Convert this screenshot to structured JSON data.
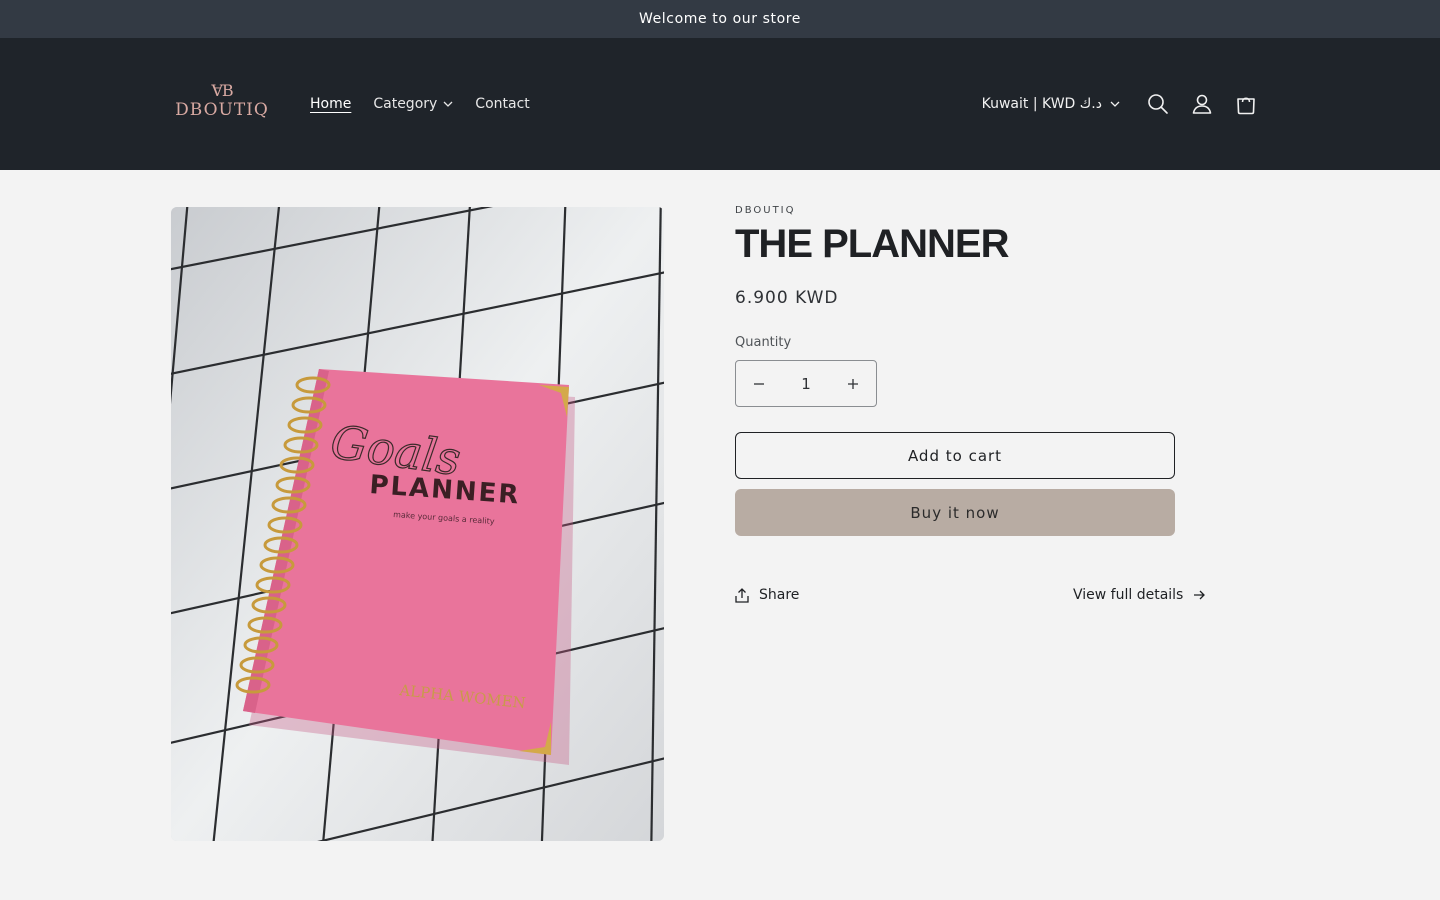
{
  "announcement": {
    "text": "Welcome to our store"
  },
  "header": {
    "logo": {
      "mark": "ⱯB",
      "wordmark": "DBOUTIQ"
    },
    "nav": [
      {
        "label": "Home",
        "active": true
      },
      {
        "label": "Category",
        "has_dropdown": true
      },
      {
        "label": "Contact"
      }
    ],
    "country_selector": "Kuwait | KWD د.ك",
    "icons": [
      "search-icon",
      "account-icon",
      "cart-icon"
    ]
  },
  "product": {
    "vendor": "DBOUTIQ",
    "title": "THE PLANNER",
    "price": "6.900 KWD",
    "quantity_label": "Quantity",
    "quantity": "1",
    "add_to_cart": "Add to cart",
    "buy_now": "Buy it now",
    "share": "Share",
    "view_details": "View full details",
    "image": {
      "cover_script": "Goals",
      "cover_title": "PLANNER",
      "cover_tagline": "make your goals a reality",
      "cover_brand": "ALPHA WOMEN"
    }
  },
  "colors": {
    "announcement_bg": "#333a44",
    "header_bg": "#1f242a",
    "page_bg": "#f3f3f3",
    "buy_now_bg": "#b8aca3",
    "planner_pink": "#e9749b",
    "logo_rose": "#d8a9a2"
  }
}
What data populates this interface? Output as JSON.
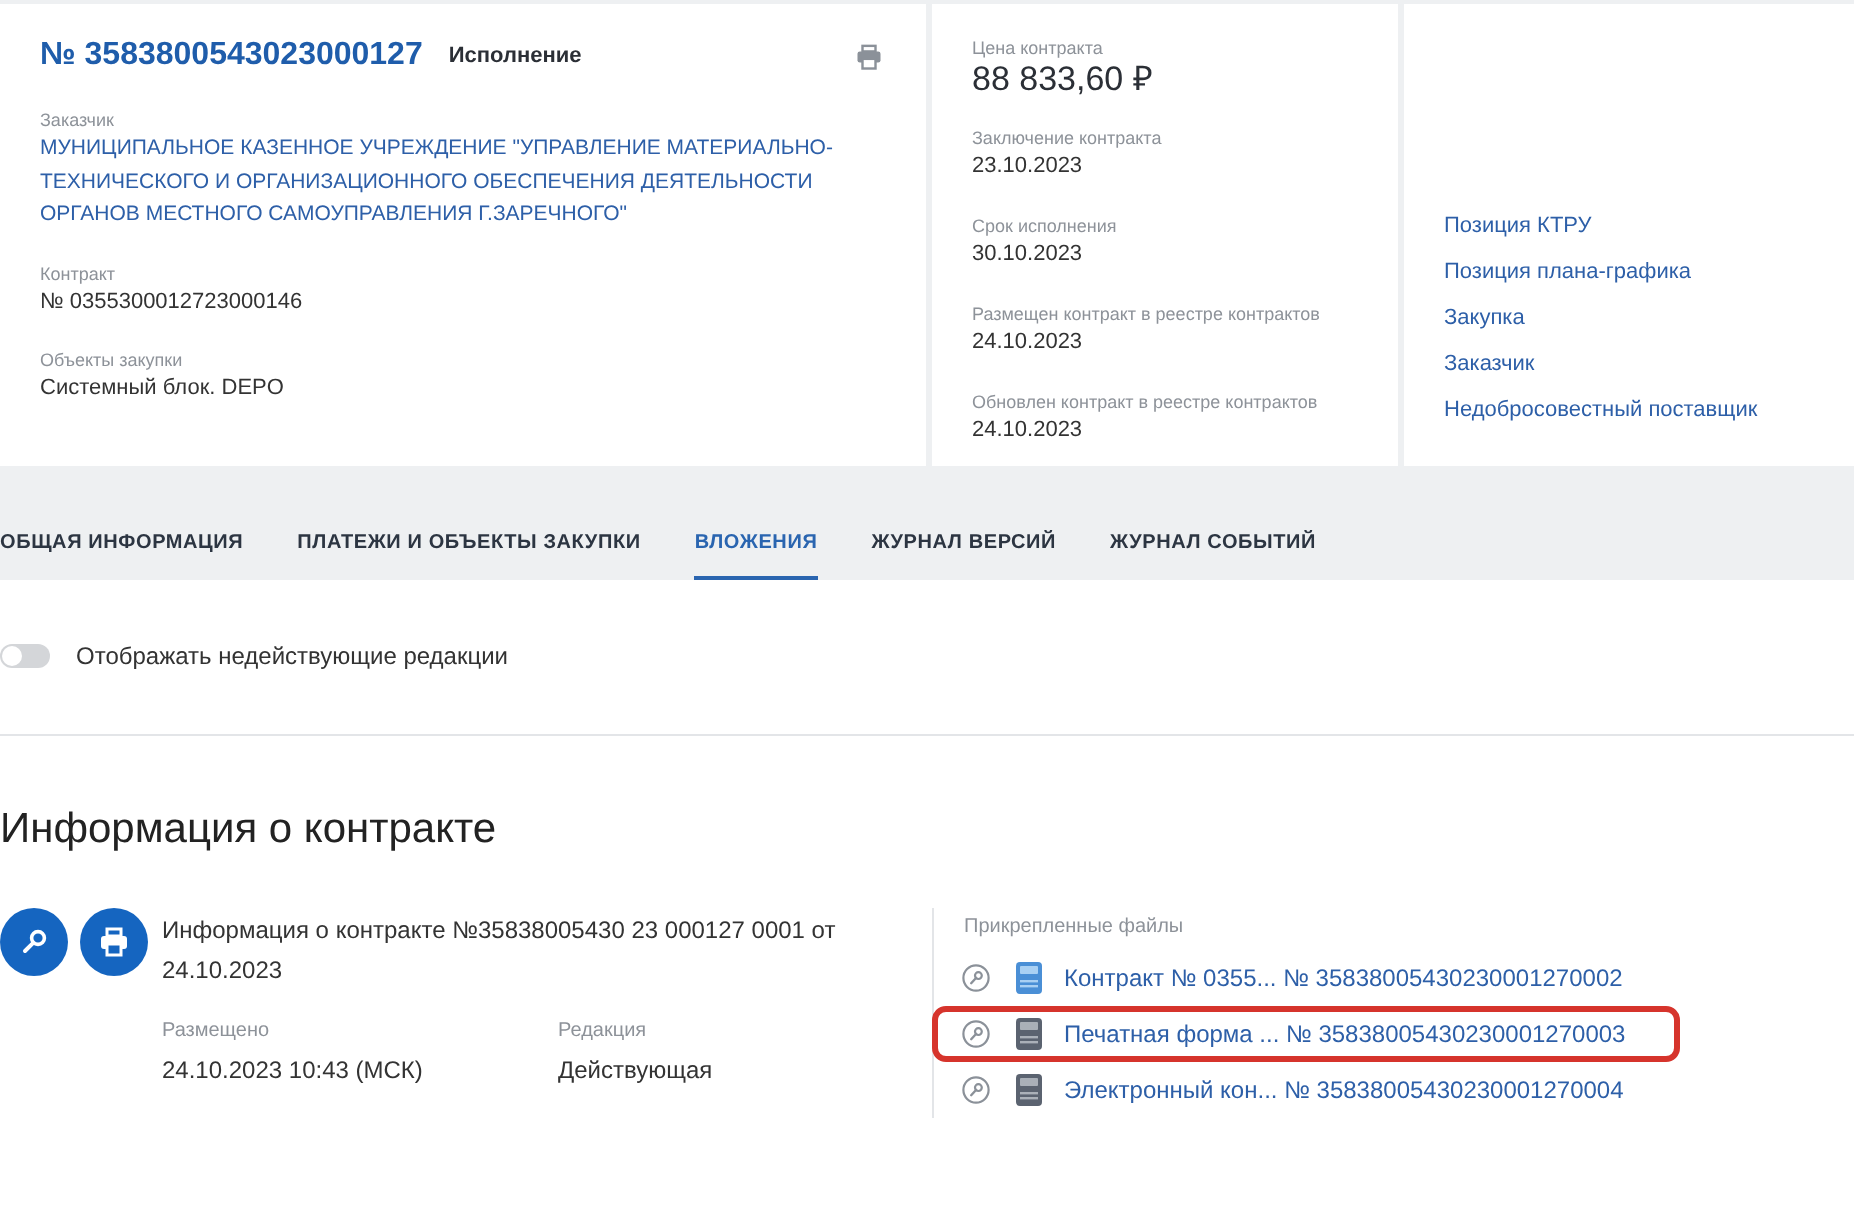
{
  "contract": {
    "title": "№ 3583800543023000127",
    "status": "Исполнение",
    "fields": [
      {
        "label": "Заказчик",
        "value": "МУНИЦИПАЛЬНОЕ КАЗЕННОЕ УЧРЕЖДЕНИЕ \"УПРАВЛЕНИЕ МАТЕРИАЛЬНО-ТЕХНИЧЕСКОГО И ОРГАНИЗАЦИОННОГО ОБЕСПЕЧЕНИЯ ДЕЯТЕЛЬНОСТИ ОРГАНОВ МЕСТНОГО САМОУПРАВЛЕНИЯ Г.ЗАРЕЧНОГО\"",
        "kind": "link"
      },
      {
        "label": "Контракт",
        "value": "№ 0355300012723000146",
        "kind": "text"
      },
      {
        "label": "Объекты закупки",
        "value": "Системный блок. DEPO",
        "kind": "text"
      }
    ]
  },
  "summary": {
    "price_label": "Цена контракта",
    "price": "88 833,60 ₽",
    "fields": [
      {
        "label": "Заключение контракта",
        "value": "23.10.2023"
      },
      {
        "label": "Срок исполнения",
        "value": "30.10.2023"
      },
      {
        "label": "Размещен контракт в реестре контрактов",
        "value": "24.10.2023"
      },
      {
        "label": "Обновлен контракт в реестре контрактов",
        "value": "24.10.2023"
      }
    ]
  },
  "links": [
    "Позиция КТРУ",
    "Позиция плана-графика",
    "Закупка",
    "Заказчик",
    "Недобросовестный поставщик"
  ],
  "tabs": [
    {
      "label": "ОБЩАЯ ИНФОРМАЦИЯ",
      "selected": false
    },
    {
      "label": "ПЛАТЕЖИ И ОБЪЕКТЫ ЗАКУПКИ",
      "selected": false
    },
    {
      "label": "ВЛОЖЕНИЯ",
      "selected": true
    },
    {
      "label": "ЖУРНАЛ ВЕРСИЙ",
      "selected": false
    },
    {
      "label": "ЖУРНАЛ СОБЫТИЙ",
      "selected": false
    }
  ],
  "toggle": {
    "label": "Отображать недействующие редакции",
    "on": false
  },
  "section": {
    "title": "Информация о контракте",
    "entry": {
      "title": "Информация о контракте №35838005430 23 000127 0001 от 24.10.2023",
      "meta": [
        {
          "label": "Размещено",
          "value": "24.10.2023 10:43 (МСК)"
        },
        {
          "label": "Редакция",
          "value": "Действующая"
        }
      ]
    },
    "files": {
      "label": "Прикрепленные файлы",
      "items": [
        {
          "name": "Контракт № 0355... № 35838005430230001270002",
          "kind": "document",
          "highlighted": false
        },
        {
          "name": "Печатная форма ... № 35838005430230001270003",
          "kind": "form",
          "highlighted": true
        },
        {
          "name": "Электронный кон... № 35838005430230001270004",
          "kind": "form",
          "highlighted": false
        }
      ]
    }
  }
}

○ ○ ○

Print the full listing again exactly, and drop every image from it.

▶ Task result:
Convert this screenshot to structured JSON data.
{
  "announcement": {
    "text": "Welcome to our store"
  },
  "header": {
    "logo": {
      "mark": "ⱯB",
      "wordmark": "DBOUTIQ"
    },
    "nav": [
      {
        "label": "Home",
        "active": true
      },
      {
        "label": "Category",
        "has_dropdown": true
      },
      {
        "label": "Contact"
      }
    ],
    "country_selector": "Kuwait | KWD د.ك",
    "icons": [
      "search-icon",
      "account-icon",
      "cart-icon"
    ]
  },
  "product": {
    "vendor": "DBOUTIQ",
    "title": "THE PLANNER",
    "price": "6.900 KWD",
    "quantity_label": "Quantity",
    "quantity": "1",
    "add_to_cart": "Add to cart",
    "buy_now": "Buy it now",
    "share": "Share",
    "view_details": "View full details",
    "image": {
      "cover_script": "Goals",
      "cover_title": "PLANNER",
      "cover_tagline": "make your goals a reality",
      "cover_brand": "ALPHA WOMEN"
    }
  },
  "colors": {
    "announcement_bg": "#333a44",
    "header_bg": "#1f242a",
    "page_bg": "#f3f3f3",
    "buy_now_bg": "#b8aca3",
    "planner_pink": "#e9749b",
    "logo_rose": "#d8a9a2"
  }
}
What data populates this interface? Output as JSON.
{
  "contract": {
    "title": "№ 3583800543023000127",
    "status": "Исполнение",
    "fields": [
      {
        "label": "Заказчик",
        "value": "МУНИЦИПАЛЬНОЕ КАЗЕННОЕ УЧРЕЖДЕНИЕ \"УПРАВЛЕНИЕ МАТЕРИАЛЬНО-ТЕХНИЧЕСКОГО И ОРГАНИЗАЦИОННОГО ОБЕСПЕЧЕНИЯ ДЕЯТЕЛЬНОСТИ ОРГАНОВ МЕСТНОГО САМОУПРАВЛЕНИЯ Г.ЗАРЕЧНОГО\"",
        "kind": "link"
      },
      {
        "label": "Контракт",
        "value": "№ 0355300012723000146",
        "kind": "text"
      },
      {
        "label": "Объекты закупки",
        "value": "Системный блок. DEPO",
        "kind": "text"
      }
    ]
  },
  "summary": {
    "price_label": "Цена контракта",
    "price": "88 833,60 ₽",
    "fields": [
      {
        "label": "Заключение контракта",
        "value": "23.10.2023"
      },
      {
        "label": "Срок исполнения",
        "value": "30.10.2023"
      },
      {
        "label": "Размещен контракт в реестре контрактов",
        "value": "24.10.2023"
      },
      {
        "label": "Обновлен контракт в реестре контрактов",
        "value": "24.10.2023"
      }
    ]
  },
  "links": [
    "Позиция КТРУ",
    "Позиция плана-графика",
    "Закупка",
    "Заказчик",
    "Недобросовестный поставщик"
  ],
  "tabs": [
    {
      "label": "ОБЩАЯ ИНФОРМАЦИЯ",
      "selected": false
    },
    {
      "label": "ПЛАТЕЖИ И ОБЪЕКТЫ ЗАКУПКИ",
      "selected": false
    },
    {
      "label": "ВЛОЖЕНИЯ",
      "selected": true
    },
    {
      "label": "ЖУРНАЛ ВЕРСИЙ",
      "selected": false
    },
    {
      "label": "ЖУРНАЛ СОБЫТИЙ",
      "selected": false
    }
  ],
  "toggle": {
    "label": "Отображать недействующие редакции",
    "on": false
  },
  "section": {
    "title": "Информация о контракте",
    "entry": {
      "title": "Информация о контракте №35838005430 23 000127 0001 от 24.10.2023",
      "meta": [
        {
          "label": "Размещено",
          "value": "24.10.2023 10:43 (МСК)"
        },
        {
          "label": "Редакция",
          "value": "Действующая"
        }
      ]
    },
    "files": {
      "label": "Прикрепленные файлы",
      "items": [
        {
          "name": "Контракт № 0355... № 35838005430230001270002",
          "kind": "document",
          "highlighted": false
        },
        {
          "name": "Печатная форма ... № 35838005430230001270003",
          "kind": "form",
          "highlighted": true
        },
        {
          "name": "Электронный кон... № 35838005430230001270004",
          "kind": "form",
          "highlighted": false
        }
      ]
    }
  }
}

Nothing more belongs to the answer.